- _DATA FOR THIS EXERCISE_:
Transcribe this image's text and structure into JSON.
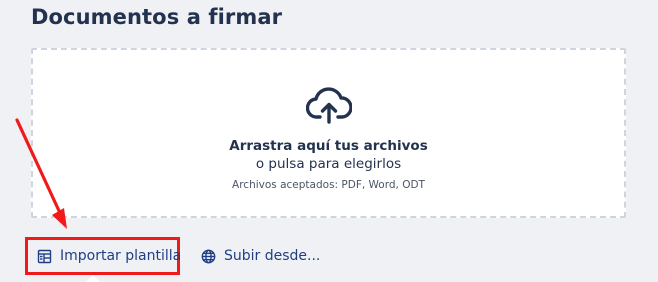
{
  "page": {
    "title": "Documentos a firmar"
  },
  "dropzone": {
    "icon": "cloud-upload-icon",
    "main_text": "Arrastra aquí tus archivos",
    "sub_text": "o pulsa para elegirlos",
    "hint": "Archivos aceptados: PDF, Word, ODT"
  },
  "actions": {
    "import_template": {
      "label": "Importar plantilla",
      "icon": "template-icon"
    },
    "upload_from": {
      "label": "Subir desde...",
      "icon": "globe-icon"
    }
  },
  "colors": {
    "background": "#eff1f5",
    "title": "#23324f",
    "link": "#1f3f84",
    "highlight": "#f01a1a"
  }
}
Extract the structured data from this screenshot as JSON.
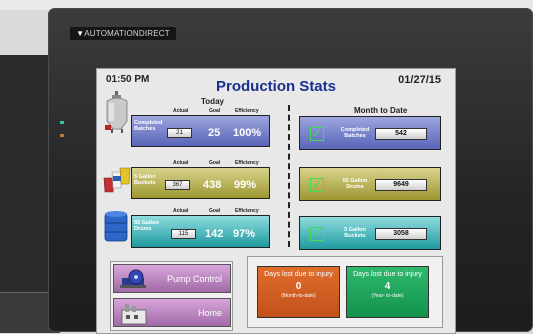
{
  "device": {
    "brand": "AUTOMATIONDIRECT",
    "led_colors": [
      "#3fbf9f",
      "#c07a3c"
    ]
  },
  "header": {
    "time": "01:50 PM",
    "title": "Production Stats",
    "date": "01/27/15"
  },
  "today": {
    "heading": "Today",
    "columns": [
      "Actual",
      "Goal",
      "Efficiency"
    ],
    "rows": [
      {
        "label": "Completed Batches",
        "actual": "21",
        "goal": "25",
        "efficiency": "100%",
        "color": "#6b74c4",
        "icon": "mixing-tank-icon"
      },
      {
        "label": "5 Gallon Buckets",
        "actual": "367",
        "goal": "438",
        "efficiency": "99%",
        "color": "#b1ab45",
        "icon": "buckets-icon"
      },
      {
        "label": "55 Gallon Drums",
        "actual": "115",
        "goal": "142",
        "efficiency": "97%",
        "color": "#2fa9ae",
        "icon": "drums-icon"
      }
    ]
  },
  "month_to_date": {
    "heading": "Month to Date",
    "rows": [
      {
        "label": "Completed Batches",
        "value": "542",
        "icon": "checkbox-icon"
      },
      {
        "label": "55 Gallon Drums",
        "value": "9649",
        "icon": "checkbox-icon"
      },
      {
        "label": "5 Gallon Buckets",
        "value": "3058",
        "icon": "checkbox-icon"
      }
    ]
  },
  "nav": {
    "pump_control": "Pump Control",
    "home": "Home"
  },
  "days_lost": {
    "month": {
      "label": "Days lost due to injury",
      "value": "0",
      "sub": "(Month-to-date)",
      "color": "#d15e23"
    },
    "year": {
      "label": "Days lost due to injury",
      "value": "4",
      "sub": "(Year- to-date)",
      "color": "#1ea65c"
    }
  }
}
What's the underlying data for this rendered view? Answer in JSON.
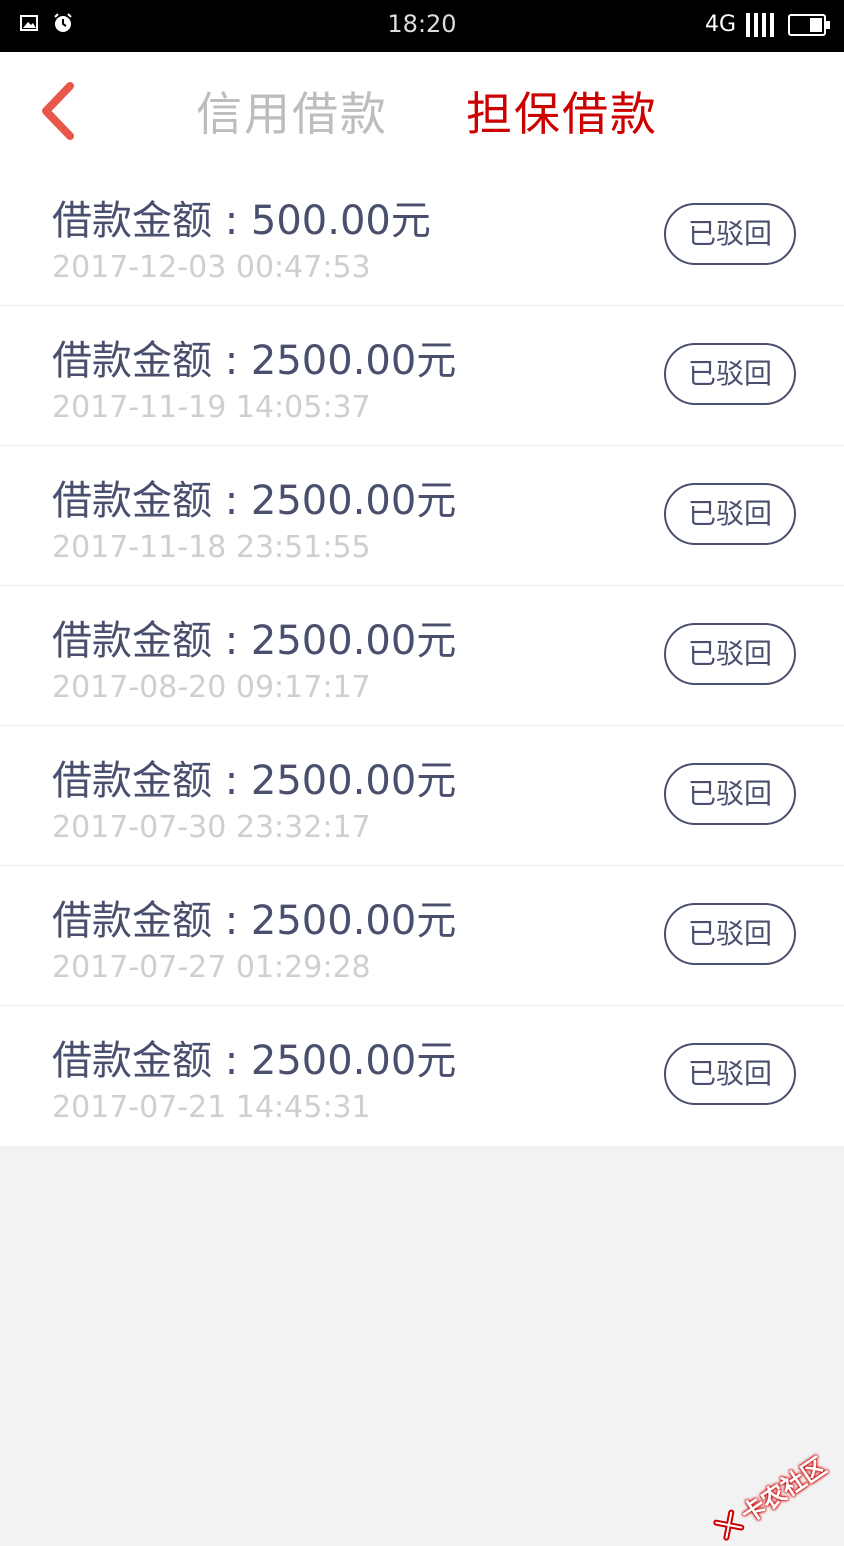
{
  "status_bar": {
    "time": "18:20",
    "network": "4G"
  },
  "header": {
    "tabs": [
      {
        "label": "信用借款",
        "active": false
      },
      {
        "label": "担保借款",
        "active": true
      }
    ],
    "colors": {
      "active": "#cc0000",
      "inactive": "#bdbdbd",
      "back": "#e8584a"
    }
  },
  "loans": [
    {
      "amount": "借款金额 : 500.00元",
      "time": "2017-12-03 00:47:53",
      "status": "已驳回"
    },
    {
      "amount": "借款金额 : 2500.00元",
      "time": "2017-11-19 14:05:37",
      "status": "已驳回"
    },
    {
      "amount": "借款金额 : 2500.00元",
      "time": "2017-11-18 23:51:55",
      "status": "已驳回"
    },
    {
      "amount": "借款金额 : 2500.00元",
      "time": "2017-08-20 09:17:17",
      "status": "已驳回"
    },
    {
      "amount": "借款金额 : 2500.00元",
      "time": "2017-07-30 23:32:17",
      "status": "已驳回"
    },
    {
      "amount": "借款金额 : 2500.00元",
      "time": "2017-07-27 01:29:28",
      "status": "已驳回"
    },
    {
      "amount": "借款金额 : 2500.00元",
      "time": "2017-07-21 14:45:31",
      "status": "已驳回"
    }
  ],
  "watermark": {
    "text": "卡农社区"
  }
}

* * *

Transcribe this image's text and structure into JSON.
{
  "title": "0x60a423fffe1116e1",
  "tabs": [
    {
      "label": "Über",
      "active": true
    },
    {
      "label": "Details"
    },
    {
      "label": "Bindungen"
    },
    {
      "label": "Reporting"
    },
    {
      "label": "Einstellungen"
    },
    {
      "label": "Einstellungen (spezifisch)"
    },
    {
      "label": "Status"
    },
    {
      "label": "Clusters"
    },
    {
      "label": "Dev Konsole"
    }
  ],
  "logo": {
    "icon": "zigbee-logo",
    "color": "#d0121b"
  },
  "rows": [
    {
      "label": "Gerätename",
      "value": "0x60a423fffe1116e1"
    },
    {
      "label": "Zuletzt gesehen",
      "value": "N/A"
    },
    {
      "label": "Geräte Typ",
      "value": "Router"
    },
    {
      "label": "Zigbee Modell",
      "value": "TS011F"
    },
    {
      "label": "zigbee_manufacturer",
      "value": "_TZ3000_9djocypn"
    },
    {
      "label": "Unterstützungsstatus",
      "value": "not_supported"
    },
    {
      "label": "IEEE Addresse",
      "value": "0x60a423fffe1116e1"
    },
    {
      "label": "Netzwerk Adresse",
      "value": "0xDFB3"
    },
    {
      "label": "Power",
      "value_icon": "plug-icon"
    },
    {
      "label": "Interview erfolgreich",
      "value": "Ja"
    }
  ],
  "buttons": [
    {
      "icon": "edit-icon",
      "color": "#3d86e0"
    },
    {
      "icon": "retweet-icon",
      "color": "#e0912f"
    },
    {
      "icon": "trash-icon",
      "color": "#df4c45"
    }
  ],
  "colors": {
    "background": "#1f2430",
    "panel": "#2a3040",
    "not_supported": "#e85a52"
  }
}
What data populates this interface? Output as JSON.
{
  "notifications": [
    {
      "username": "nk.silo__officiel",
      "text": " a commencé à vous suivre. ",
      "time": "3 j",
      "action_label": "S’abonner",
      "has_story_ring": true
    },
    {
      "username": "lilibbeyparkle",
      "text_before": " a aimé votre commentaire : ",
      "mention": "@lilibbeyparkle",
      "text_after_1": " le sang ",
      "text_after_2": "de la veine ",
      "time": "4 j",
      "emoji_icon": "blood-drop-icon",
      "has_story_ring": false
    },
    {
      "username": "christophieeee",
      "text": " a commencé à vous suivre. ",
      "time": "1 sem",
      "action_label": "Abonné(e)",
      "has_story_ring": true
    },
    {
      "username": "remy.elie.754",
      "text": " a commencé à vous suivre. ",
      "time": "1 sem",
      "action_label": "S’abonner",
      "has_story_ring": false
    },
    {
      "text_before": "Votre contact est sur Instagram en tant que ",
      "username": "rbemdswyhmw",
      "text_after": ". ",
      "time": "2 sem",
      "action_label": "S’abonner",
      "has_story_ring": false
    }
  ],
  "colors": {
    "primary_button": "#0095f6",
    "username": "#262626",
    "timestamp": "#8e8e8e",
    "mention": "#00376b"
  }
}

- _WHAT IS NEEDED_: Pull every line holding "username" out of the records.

- _REPLY_:
      "username": "nk.silo__officiel",
      "username": "lilibbeyparkle",
      "username": "christophieeee",
      "username": "remy.elie.754",
      "username": "rbemdswyhmw",
    "username": "#262626",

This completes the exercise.